Copyright is the right to exclude others from copying or making an adaptation of ones copyrighted work. Works eligible for copyright include, artistic, literary and musical works, cinematograph films, sound recordings, broadcasts, programme-carrying signals, published editions, and computer programmes.
Copyright in South Africa is governed by the Copyright Act 98 of 1978.
Ownership of copyright
Copyright is not registered in South Africa and subsists automatically from creation of an eligible work. Copyright in the work will vest in the author unless it is assigned in writing.
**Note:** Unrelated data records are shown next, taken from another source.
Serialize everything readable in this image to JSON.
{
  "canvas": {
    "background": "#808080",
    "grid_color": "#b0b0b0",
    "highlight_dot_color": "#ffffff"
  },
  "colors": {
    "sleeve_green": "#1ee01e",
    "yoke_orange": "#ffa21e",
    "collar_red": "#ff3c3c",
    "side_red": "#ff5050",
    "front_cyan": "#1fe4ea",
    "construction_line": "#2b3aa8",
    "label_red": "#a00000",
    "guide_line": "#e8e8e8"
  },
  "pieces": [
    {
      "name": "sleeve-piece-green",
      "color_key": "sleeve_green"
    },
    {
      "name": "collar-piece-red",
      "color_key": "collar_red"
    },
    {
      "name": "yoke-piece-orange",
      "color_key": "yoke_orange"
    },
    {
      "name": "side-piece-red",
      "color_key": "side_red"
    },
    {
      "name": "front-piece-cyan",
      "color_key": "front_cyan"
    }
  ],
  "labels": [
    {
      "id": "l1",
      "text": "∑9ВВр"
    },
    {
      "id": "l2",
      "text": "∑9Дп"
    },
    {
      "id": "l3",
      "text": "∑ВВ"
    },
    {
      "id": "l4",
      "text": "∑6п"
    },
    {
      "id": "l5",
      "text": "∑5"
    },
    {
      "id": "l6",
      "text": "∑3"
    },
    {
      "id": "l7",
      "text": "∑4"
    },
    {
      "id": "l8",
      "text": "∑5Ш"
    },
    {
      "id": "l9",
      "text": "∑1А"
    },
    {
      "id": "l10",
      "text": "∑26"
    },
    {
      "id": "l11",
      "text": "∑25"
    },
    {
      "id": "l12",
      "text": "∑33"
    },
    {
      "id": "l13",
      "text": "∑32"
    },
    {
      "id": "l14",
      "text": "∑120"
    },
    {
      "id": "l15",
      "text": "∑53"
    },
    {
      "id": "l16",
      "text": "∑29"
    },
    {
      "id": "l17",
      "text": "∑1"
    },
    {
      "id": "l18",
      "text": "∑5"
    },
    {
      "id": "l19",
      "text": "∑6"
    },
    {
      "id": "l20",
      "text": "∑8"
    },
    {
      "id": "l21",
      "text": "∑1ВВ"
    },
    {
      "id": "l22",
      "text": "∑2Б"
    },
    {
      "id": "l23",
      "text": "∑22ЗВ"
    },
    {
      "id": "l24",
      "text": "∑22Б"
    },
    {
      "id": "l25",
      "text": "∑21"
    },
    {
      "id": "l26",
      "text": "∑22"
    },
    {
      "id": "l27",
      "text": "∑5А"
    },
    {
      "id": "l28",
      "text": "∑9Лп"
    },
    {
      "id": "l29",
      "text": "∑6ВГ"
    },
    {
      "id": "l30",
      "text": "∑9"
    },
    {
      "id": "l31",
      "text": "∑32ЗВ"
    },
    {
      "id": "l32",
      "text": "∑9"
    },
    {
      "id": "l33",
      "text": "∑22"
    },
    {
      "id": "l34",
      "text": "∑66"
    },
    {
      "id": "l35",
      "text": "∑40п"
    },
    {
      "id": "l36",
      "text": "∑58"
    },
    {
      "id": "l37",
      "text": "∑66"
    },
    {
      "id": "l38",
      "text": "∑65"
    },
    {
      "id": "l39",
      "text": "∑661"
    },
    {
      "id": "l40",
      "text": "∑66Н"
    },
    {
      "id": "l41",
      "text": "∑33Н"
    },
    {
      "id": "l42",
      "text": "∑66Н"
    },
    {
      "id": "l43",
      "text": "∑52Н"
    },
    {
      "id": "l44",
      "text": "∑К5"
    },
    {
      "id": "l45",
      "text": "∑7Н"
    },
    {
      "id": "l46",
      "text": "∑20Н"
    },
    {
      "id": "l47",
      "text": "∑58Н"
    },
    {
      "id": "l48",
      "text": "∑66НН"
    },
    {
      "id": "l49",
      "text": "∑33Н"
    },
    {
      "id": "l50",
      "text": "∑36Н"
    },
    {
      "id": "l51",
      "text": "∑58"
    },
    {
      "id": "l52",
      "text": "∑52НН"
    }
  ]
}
Exceptions to the rule that copyright in the work will vest in the author are:
Literary and artistic works made in the course of employment with a newspaper, magazine, or similar periodical for purposes of publication in the newspaper, magazine or similar periodical, copyright shall vest with the employer.
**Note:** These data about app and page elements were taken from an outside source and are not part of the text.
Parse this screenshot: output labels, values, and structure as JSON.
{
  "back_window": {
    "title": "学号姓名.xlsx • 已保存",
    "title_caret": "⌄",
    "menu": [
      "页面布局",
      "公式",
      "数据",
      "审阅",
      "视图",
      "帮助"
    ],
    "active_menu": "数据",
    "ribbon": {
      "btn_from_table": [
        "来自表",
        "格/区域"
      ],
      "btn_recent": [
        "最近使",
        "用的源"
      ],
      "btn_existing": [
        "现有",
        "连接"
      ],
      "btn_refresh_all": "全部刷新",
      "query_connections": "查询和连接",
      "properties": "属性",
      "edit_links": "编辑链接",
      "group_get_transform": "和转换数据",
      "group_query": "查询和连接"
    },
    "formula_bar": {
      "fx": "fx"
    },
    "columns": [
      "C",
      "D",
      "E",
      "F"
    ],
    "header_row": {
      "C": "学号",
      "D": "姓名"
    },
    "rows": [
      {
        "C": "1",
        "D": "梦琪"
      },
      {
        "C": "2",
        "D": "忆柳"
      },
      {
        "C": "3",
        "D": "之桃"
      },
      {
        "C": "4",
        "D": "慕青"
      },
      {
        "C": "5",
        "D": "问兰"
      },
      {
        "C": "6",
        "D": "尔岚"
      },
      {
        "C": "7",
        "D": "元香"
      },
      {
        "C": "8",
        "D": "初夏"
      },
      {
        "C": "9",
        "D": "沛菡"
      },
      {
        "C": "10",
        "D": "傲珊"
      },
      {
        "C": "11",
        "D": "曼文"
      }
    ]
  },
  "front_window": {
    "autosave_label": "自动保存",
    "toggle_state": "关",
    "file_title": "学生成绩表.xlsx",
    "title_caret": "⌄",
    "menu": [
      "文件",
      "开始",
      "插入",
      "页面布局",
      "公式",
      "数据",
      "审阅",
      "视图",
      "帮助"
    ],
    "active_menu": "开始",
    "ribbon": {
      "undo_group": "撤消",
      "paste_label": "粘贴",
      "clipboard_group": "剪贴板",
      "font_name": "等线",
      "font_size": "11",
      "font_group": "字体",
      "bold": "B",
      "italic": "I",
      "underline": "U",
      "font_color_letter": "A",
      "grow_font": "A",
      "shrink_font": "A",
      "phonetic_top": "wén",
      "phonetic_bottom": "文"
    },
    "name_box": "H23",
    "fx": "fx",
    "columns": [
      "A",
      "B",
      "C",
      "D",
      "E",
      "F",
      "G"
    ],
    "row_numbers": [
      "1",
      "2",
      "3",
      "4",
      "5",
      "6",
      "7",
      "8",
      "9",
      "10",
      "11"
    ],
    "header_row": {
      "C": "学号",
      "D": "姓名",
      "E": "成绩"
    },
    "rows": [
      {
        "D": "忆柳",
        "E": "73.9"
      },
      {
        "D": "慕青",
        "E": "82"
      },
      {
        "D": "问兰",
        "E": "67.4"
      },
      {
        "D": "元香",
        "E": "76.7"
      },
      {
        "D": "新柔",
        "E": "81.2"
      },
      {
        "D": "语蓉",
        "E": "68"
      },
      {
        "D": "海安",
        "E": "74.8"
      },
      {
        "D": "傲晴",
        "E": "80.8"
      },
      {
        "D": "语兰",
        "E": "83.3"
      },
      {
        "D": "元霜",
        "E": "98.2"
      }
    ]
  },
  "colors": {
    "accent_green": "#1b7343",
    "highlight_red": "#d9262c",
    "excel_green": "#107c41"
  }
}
Where a person commissions the taking of a photograph, painting or drawing of a portrait, the making of a gravure, cinematograph film or sound record, and pays for it in money or money’s worth the copyright in the work will vest in the person commissioning the work.
Where the work is created by an employee in the course and scope of his or her employment, copyright in the work will vest in the employer.
It is important to note that where works, not specified above, are made under an agreement other than an employment or apprenticeship agreement, copyright in the work will vest in the author unless it is assigned in writing.
Section 15(3A) of the Copyright Act was introduced in 1983 and states
“The copyright in an artistic work of which three-dimensional reproductions were made available, whether inside or outside the Republic, to the public by or with the consent of the copyright owner, shall not be infringed if any person without the consent of the owner makes or makes available to the public three-dimensional reproductions or adaptations of the authorized reproductions, provided the authorized reproductions primarily have a utilitarian purpose and are made by an industrial process.”
This so-called reverse engineering clause provides that so-called authorized reproductions shall not be protected by copyright. For example, where a spare part is made from an engineering drawing and sold to the public a copy made of the spare part by measuring and reproducing it will not infringe the copyright in the engineering drawing from which the first authorized reproduction was made.
Exceptions to infringement of literary and musical works
The Copyright Act provides for general exceptions to the protection of literary and musical works to allow for fair dealings with the works. Copyright of a literary or musical work will not be infringed if the work is used:
or the purposes of research or private study
personal or private use of the person using the work
Copyright will also not be infringed if the literary or musical work is used:
for the purposes of criticism or review of that work or of another work; or
for the purpose of reporting current events
- in a newspaper, magazine or similar periodical; or
- by means of broadcasting or in a cinematography film.
In this case the source must be mentioned, as well as the name of the author if it appears on the work.
The copyright in a literary or musical work which is lawfully available to the public will not be infringed by any quotation of the work, including any quotation from articles in newspapers or periodicals that are in the form of summaries of the work, provided that the quotation is compatible with fair practice, that the extent thereof does not exceed the extent justified by the purpose and that the source is mentioned, as well as the name of the author if it appears on the work